= Beginning of Section =

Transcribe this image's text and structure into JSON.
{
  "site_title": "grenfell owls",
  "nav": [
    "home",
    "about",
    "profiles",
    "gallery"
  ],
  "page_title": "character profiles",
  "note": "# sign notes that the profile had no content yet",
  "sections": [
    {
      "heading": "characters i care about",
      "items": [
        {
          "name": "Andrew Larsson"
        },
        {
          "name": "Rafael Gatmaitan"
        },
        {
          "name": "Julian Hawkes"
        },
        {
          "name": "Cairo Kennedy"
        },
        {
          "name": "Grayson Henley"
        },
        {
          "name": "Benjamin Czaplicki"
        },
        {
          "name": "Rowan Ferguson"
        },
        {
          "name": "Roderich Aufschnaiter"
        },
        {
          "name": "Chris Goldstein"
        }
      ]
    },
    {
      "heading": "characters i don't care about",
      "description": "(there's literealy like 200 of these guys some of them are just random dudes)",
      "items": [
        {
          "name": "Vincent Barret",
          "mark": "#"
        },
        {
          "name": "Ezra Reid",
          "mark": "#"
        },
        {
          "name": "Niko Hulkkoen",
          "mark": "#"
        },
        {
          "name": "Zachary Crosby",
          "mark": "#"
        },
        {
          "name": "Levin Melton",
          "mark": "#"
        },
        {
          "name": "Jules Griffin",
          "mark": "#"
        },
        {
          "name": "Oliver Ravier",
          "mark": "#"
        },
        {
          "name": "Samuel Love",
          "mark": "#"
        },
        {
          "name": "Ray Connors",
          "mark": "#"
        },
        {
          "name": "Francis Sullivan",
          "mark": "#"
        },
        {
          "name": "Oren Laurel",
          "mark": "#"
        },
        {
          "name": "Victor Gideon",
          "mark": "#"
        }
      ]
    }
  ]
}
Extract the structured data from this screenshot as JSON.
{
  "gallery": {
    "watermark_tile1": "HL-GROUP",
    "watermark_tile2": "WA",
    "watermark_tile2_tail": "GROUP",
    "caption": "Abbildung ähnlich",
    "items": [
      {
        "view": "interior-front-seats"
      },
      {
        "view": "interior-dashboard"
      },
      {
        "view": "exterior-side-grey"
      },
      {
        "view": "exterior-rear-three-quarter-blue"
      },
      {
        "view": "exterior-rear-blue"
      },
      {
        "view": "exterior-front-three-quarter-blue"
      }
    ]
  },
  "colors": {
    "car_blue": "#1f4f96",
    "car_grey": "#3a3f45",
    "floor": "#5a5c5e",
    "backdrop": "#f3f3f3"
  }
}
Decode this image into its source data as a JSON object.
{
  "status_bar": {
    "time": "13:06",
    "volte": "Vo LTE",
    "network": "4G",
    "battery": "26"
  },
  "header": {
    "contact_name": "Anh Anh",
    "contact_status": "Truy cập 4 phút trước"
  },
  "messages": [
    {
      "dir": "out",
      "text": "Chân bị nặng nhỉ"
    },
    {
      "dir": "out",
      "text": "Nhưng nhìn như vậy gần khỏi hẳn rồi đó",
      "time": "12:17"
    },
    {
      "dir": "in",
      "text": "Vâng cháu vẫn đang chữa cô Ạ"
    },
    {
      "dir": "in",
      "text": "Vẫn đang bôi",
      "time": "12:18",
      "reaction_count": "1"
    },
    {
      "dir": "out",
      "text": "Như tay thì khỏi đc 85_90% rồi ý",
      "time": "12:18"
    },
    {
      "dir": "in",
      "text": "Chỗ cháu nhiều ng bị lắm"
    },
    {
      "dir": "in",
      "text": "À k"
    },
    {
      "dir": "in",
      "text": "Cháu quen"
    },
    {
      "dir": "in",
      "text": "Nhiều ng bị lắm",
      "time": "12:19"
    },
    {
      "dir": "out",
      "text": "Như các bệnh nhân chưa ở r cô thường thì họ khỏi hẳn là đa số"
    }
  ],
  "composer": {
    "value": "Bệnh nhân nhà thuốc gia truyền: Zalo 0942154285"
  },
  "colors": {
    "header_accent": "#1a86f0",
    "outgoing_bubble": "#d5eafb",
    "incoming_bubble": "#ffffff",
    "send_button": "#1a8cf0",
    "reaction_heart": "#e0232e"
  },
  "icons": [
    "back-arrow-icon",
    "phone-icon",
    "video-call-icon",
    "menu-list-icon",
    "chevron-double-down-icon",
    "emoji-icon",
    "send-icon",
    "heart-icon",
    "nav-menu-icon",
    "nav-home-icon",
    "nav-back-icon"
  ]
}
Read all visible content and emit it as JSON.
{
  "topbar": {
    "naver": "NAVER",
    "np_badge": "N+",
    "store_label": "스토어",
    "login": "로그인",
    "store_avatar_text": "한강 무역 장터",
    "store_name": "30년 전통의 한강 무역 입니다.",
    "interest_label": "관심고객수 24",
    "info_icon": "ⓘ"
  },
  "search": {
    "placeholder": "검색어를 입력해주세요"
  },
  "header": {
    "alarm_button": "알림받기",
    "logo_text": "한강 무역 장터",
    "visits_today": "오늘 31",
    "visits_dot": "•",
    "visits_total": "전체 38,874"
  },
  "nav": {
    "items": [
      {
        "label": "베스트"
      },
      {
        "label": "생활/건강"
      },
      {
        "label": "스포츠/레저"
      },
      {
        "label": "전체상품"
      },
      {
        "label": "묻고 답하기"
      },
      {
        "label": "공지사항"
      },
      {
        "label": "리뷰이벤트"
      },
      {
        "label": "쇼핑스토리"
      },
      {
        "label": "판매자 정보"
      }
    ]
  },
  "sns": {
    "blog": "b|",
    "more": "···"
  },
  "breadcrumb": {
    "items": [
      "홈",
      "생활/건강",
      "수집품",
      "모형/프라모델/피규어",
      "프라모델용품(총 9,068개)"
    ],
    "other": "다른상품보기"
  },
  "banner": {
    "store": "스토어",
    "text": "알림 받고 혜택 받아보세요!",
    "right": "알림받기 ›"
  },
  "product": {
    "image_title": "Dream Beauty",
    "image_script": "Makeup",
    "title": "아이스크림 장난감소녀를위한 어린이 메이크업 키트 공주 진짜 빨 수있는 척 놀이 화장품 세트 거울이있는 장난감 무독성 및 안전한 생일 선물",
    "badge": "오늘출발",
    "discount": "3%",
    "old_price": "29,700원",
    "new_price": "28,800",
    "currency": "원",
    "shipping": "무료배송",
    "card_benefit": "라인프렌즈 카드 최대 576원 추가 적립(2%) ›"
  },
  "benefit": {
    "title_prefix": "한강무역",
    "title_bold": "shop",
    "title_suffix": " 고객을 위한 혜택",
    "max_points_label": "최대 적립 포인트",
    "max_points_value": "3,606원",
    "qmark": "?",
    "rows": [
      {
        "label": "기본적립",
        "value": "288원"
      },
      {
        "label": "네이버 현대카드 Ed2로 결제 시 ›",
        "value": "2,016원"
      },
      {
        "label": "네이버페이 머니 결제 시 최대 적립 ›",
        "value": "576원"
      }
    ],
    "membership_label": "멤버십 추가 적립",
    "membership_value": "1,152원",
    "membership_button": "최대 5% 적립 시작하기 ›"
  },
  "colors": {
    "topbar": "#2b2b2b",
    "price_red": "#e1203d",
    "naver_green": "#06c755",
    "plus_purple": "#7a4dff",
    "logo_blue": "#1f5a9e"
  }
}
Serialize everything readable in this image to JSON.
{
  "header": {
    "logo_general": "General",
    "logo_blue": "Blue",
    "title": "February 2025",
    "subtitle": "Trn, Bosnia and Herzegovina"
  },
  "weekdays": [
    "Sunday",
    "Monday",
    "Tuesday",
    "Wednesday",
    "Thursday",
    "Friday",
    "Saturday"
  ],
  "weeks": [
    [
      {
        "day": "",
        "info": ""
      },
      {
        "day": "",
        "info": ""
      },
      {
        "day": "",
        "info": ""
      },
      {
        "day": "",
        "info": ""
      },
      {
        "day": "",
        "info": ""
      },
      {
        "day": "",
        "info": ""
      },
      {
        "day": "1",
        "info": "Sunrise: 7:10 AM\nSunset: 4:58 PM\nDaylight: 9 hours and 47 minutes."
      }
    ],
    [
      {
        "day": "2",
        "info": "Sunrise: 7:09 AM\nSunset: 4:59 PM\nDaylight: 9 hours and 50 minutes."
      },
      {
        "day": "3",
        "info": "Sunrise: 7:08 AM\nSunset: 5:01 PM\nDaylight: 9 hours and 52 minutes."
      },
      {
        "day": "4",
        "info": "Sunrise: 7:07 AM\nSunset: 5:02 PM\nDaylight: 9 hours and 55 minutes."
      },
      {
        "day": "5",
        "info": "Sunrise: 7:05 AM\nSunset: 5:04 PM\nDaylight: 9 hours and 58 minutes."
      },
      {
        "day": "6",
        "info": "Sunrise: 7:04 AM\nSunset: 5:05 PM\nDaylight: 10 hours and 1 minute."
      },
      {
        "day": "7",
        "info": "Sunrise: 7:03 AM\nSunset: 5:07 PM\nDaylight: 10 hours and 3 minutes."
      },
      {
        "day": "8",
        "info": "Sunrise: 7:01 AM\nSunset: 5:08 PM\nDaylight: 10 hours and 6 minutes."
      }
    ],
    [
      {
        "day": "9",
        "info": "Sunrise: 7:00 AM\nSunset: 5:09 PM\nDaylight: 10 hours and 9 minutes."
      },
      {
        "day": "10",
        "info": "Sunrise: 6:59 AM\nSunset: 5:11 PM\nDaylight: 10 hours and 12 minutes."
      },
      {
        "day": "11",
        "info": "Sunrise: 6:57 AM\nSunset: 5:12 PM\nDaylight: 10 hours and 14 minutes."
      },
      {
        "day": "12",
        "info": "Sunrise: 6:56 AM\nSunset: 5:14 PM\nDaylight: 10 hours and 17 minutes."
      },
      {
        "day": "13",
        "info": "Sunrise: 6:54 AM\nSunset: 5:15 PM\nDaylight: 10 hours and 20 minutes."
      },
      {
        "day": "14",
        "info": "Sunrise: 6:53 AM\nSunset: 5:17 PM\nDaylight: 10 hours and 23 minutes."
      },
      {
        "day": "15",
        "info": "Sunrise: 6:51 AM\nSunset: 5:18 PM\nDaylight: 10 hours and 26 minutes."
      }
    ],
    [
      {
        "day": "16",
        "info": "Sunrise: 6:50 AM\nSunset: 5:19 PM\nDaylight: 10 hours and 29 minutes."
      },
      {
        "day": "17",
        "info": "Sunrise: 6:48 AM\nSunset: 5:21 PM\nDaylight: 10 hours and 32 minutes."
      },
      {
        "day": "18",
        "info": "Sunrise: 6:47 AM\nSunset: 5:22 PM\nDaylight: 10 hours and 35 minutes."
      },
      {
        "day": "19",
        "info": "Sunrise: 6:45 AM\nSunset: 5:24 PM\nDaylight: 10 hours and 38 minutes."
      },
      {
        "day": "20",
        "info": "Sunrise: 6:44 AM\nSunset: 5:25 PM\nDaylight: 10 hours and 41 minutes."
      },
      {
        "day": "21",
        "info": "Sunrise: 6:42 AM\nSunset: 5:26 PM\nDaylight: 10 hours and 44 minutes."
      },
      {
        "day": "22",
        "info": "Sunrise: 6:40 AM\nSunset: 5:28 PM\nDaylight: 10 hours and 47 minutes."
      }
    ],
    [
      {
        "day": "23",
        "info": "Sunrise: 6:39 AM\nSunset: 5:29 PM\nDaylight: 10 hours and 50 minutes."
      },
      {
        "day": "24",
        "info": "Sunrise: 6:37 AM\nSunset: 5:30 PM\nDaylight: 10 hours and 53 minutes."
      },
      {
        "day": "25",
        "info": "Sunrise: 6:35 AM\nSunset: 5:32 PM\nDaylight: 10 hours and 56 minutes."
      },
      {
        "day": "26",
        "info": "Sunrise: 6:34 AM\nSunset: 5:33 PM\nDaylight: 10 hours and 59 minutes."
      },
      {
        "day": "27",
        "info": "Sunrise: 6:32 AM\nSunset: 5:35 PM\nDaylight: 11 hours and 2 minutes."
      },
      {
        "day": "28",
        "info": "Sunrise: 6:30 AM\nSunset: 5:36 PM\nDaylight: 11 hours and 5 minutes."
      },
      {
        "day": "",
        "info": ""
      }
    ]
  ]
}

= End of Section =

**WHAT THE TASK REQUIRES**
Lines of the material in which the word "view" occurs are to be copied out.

**YOUR RESPONSE**
        "view": "interior-front-seats"
        "view": "interior-dashboard"
        "view": "exterior-side-grey"
        "view": "exterior-rear-three-quarter-blue"
        "view": "exterior-rear-blue"
        "view": "exterior-front-three-quarter-blue"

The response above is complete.